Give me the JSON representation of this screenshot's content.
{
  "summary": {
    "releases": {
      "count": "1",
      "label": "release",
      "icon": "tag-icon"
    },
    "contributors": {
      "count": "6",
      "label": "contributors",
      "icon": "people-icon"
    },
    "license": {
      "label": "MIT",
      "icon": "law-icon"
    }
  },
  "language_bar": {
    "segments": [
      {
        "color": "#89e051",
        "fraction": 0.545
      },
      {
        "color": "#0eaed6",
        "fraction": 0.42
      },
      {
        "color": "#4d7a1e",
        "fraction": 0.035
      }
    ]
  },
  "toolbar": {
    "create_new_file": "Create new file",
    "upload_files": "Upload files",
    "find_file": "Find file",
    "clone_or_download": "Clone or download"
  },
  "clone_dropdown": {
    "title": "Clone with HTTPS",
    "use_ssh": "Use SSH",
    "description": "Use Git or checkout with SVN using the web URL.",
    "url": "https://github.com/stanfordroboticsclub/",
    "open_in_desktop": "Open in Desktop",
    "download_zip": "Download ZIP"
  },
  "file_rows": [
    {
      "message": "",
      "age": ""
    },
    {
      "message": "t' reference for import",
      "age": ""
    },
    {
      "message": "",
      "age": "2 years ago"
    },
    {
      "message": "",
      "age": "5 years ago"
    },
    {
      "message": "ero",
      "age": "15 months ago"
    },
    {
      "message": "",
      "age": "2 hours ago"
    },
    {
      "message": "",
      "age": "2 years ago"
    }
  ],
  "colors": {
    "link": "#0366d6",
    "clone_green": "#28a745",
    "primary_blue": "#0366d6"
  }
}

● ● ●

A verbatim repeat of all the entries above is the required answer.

▸ Exercise response:
Give me the JSON representation of this screenshot's content.
{
  "summary": {
    "releases": {
      "count": "1",
      "label": "release",
      "icon": "tag-icon"
    },
    "contributors": {
      "count": "6",
      "label": "contributors",
      "icon": "people-icon"
    },
    "license": {
      "label": "MIT",
      "icon": "law-icon"
    }
  },
  "language_bar": {
    "segments": [
      {
        "color": "#89e051",
        "fraction": 0.545
      },
      {
        "color": "#0eaed6",
        "fraction": 0.42
      },
      {
        "color": "#4d7a1e",
        "fraction": 0.035
      }
    ]
  },
  "toolbar": {
    "create_new_file": "Create new file",
    "upload_files": "Upload files",
    "find_file": "Find file",
    "clone_or_download": "Clone or download"
  },
  "clone_dropdown": {
    "title": "Clone with HTTPS",
    "use_ssh": "Use SSH",
    "description": "Use Git or checkout with SVN using the web URL.",
    "url": "https://github.com/stanfordroboticsclub/",
    "open_in_desktop": "Open in Desktop",
    "download_zip": "Download ZIP"
  },
  "file_rows": [
    {
      "message": "",
      "age": ""
    },
    {
      "message": "t' reference for import",
      "age": ""
    },
    {
      "message": "",
      "age": "2 years ago"
    },
    {
      "message": "",
      "age": "5 years ago"
    },
    {
      "message": "ero",
      "age": "15 months ago"
    },
    {
      "message": "",
      "age": "2 hours ago"
    },
    {
      "message": "",
      "age": "2 years ago"
    }
  ],
  "colors": {
    "link": "#0366d6",
    "clone_green": "#28a745",
    "primary_blue": "#0366d6"
  }
}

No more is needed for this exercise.